Task goal: Tally the lines below that contain "time". The number is the whole answer.

[Items from an interface collection]
++++++++++++++++++++

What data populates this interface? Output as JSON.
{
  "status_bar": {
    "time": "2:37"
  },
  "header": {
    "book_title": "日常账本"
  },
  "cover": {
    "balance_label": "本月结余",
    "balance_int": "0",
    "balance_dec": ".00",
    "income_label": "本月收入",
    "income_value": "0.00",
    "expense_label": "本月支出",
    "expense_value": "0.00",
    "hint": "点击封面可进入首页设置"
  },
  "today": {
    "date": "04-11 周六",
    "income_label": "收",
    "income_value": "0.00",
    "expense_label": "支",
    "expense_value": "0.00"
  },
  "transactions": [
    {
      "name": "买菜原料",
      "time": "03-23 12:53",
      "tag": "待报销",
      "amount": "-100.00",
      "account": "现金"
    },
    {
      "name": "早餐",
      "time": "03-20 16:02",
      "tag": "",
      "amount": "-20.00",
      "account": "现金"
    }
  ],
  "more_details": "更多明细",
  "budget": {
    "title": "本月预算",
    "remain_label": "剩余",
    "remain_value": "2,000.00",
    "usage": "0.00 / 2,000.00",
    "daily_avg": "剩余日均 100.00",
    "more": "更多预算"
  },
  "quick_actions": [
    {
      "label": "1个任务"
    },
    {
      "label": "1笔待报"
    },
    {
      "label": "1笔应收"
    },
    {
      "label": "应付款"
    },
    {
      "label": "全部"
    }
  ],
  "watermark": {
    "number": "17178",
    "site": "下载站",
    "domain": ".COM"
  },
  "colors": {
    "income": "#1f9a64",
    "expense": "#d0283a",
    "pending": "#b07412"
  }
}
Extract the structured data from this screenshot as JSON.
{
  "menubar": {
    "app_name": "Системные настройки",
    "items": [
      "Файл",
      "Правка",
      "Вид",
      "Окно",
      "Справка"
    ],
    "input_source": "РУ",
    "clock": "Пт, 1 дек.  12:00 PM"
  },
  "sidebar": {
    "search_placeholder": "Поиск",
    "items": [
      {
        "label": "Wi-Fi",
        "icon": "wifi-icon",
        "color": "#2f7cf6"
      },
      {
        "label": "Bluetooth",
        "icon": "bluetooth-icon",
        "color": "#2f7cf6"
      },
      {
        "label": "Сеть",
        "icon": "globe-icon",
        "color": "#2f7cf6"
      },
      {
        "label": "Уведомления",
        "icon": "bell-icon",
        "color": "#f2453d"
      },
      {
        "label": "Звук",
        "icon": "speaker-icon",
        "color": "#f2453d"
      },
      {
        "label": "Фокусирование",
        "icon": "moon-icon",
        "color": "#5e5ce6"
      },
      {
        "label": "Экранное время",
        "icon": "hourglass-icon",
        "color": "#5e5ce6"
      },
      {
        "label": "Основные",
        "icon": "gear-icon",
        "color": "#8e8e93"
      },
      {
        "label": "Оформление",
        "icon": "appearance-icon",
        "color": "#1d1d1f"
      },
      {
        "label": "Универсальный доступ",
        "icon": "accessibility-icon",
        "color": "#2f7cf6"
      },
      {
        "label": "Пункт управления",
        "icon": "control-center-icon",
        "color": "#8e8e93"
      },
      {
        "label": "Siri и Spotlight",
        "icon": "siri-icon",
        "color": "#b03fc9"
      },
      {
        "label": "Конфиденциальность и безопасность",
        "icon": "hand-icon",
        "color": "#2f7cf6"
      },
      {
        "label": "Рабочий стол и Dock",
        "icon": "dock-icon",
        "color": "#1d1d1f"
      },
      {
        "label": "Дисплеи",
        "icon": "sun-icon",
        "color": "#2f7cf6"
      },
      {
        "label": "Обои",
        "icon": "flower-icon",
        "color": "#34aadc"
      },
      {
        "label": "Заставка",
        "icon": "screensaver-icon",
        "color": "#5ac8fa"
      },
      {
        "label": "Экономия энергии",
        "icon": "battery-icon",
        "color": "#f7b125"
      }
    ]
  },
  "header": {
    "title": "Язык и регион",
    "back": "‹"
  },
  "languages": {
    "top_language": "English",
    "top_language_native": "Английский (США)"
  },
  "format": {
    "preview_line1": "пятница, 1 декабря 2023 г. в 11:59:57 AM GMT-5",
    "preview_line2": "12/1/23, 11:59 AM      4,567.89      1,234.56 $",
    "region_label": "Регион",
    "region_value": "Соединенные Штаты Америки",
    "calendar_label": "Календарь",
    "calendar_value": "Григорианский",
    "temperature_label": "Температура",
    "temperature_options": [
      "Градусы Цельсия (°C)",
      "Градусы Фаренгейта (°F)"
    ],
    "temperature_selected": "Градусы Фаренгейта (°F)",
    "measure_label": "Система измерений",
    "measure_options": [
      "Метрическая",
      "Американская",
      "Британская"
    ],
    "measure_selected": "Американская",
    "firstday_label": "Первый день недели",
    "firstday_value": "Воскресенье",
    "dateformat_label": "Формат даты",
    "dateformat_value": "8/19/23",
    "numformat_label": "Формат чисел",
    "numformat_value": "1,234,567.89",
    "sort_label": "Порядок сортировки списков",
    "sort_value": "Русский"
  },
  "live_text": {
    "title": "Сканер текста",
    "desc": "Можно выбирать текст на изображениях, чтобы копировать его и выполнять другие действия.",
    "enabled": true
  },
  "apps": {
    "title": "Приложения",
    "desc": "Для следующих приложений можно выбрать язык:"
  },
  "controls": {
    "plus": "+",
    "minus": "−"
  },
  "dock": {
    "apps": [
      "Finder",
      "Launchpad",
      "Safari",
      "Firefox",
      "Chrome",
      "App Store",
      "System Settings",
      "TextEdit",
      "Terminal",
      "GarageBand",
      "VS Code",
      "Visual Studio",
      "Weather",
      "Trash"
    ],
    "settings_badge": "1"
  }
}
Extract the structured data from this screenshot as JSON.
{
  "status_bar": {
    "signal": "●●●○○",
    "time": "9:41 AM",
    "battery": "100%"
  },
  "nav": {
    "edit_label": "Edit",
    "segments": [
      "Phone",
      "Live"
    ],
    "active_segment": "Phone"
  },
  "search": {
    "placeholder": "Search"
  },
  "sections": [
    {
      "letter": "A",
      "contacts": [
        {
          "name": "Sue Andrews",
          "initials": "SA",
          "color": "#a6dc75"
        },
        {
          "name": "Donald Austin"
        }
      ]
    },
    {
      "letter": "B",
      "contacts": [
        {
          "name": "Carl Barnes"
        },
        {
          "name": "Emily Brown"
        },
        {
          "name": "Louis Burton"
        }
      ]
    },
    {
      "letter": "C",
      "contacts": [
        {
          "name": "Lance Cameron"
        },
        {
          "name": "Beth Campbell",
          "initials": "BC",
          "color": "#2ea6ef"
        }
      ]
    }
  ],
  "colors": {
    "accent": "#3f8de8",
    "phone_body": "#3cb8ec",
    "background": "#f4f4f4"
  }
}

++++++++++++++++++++

Output for this exercise: 4